Regular exercise has a profound effect on our overall well being. In the short-term, exercise has been shown to increase levels of white
blood cells which help fight off infection.
Over time, exercise helps improve circulation, support heart health, maintain a healthyweight, and reduce stress levels. Even though gyms may be closed, there are still countlessways to continue exercising. Consider going for a walk (while staying 6 feet apart from others) or following one of the thousands of workout videos on YouTube.
Vitamin D has long been known to support strong bones, but it is involved with many otherprocesses within the body. Studies have shown
that Vitamin D supplementation can help protect against respiratory infections. It is thought to increase the production of certain white blood cells and improve their ability to fight infection. Recommended doses range from 1,000 to 4,000 IU daily.
Vitamin C is also an important nutrient for immune system function. It is a powerful antioxidant and is required for production of proteins that make up the body’s natural defenses.
There is also evidence that vitamin C deficiency may increase risk of infection, and is more common in elderly patients and chronic smokers.
In these patients, vitamin C supplements may reduce the risk of developing a cold or potentially other respiratory infections, and may shorten the duration of the cold.
Zinc may help prevent some viral infections and when taken at the first sign of symptoms may even reduce the severity and duration of
viral infections such as the common cold.
One study found that zinc inhibited replication of a different coronavirus (SARS-CoV) within cells in the lab. There are many different forms of zinc, so talk to your pharmacist about selecting a product. Zinc should not be given to children and should not be taken for long periods of time.
For most people, about 10 mg of zinc is recommended daily, ideally from the diet, and amounts above 40 mg per day may be harmful.
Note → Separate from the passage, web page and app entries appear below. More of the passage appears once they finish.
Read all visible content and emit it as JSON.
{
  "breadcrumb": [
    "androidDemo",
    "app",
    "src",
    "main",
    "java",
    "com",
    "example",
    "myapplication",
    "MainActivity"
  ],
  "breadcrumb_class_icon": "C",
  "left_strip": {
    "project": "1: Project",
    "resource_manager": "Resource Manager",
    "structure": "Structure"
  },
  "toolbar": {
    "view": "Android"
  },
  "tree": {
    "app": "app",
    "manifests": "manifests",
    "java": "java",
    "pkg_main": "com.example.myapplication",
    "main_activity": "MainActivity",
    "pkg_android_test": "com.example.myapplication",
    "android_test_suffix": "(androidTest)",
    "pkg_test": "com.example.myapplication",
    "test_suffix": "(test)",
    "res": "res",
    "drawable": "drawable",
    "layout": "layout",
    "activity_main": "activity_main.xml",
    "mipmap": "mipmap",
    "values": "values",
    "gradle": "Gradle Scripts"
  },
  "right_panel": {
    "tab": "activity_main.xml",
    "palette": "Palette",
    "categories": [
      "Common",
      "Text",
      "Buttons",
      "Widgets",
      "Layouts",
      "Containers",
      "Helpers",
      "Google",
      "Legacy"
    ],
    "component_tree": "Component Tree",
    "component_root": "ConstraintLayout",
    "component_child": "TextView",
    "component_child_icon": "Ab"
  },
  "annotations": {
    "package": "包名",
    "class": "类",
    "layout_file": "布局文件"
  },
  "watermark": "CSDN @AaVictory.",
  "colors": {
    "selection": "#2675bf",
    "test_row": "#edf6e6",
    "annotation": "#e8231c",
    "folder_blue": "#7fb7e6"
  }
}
The gut microbiome, or the healthy bacteria that live in your digestive system, is closely linked with the immune system. The so called good bacteria provide a variety of functions including fighting off bad bacteria in our system, producing required nutrients, and helping with absorption of nutrients. Probiotics can help support the balance of good bacteria and bad bacteria in the gut.